What's needed: every entry, printed exactly, minus the images.

::: RECORDS SUPPLIED

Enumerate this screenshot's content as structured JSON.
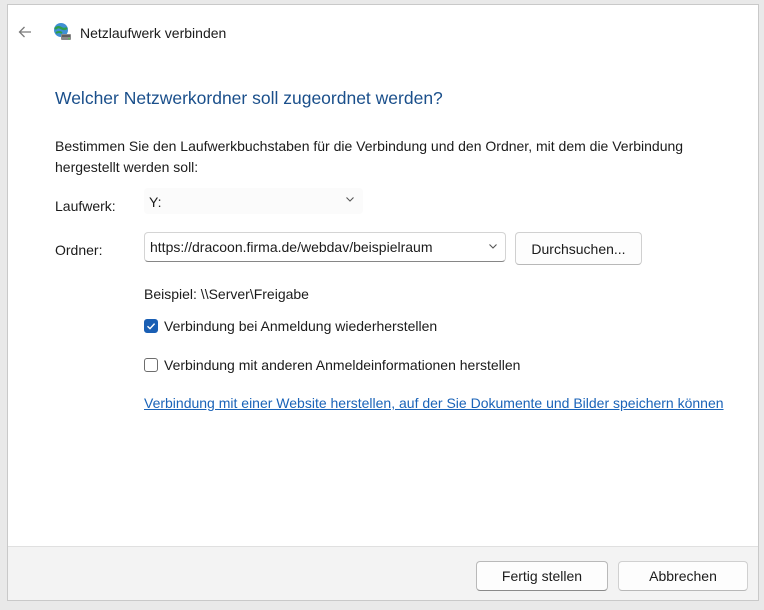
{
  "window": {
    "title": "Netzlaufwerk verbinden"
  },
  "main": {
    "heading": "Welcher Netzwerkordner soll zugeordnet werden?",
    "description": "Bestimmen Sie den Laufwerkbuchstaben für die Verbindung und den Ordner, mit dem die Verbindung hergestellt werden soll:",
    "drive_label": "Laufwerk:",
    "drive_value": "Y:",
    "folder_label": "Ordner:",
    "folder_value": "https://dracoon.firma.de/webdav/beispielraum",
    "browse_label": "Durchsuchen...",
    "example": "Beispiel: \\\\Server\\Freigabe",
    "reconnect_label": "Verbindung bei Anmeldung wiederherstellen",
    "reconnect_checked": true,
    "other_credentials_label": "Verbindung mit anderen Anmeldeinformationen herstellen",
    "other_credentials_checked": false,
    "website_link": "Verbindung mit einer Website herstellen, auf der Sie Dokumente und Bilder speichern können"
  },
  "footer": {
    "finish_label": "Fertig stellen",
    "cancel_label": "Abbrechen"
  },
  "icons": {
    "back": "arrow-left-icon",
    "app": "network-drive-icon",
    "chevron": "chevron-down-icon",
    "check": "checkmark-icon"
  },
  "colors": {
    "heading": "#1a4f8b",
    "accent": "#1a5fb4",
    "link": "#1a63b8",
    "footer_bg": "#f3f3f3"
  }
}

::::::

SOLUTION >>
Enumerate this screenshot's content as structured JSON.
{
  "window": {
    "title": "Netzlaufwerk verbinden"
  },
  "main": {
    "heading": "Welcher Netzwerkordner soll zugeordnet werden?",
    "description": "Bestimmen Sie den Laufwerkbuchstaben für die Verbindung und den Ordner, mit dem die Verbindung hergestellt werden soll:",
    "drive_label": "Laufwerk:",
    "drive_value": "Y:",
    "folder_label": "Ordner:",
    "folder_value": "https://dracoon.firma.de/webdav/beispielraum",
    "browse_label": "Durchsuchen...",
    "example": "Beispiel: \\\\Server\\Freigabe",
    "reconnect_label": "Verbindung bei Anmeldung wiederherstellen",
    "reconnect_checked": true,
    "other_credentials_label": "Verbindung mit anderen Anmeldeinformationen herstellen",
    "other_credentials_checked": false,
    "website_link": "Verbindung mit einer Website herstellen, auf der Sie Dokumente und Bilder speichern können"
  },
  "footer": {
    "finish_label": "Fertig stellen",
    "cancel_label": "Abbrechen"
  },
  "icons": {
    "back": "arrow-left-icon",
    "app": "network-drive-icon",
    "chevron": "chevron-down-icon",
    "check": "checkmark-icon"
  },
  "colors": {
    "heading": "#1a4f8b",
    "accent": "#1a5fb4",
    "link": "#1a63b8",
    "footer_bg": "#f3f3f3"
  }
}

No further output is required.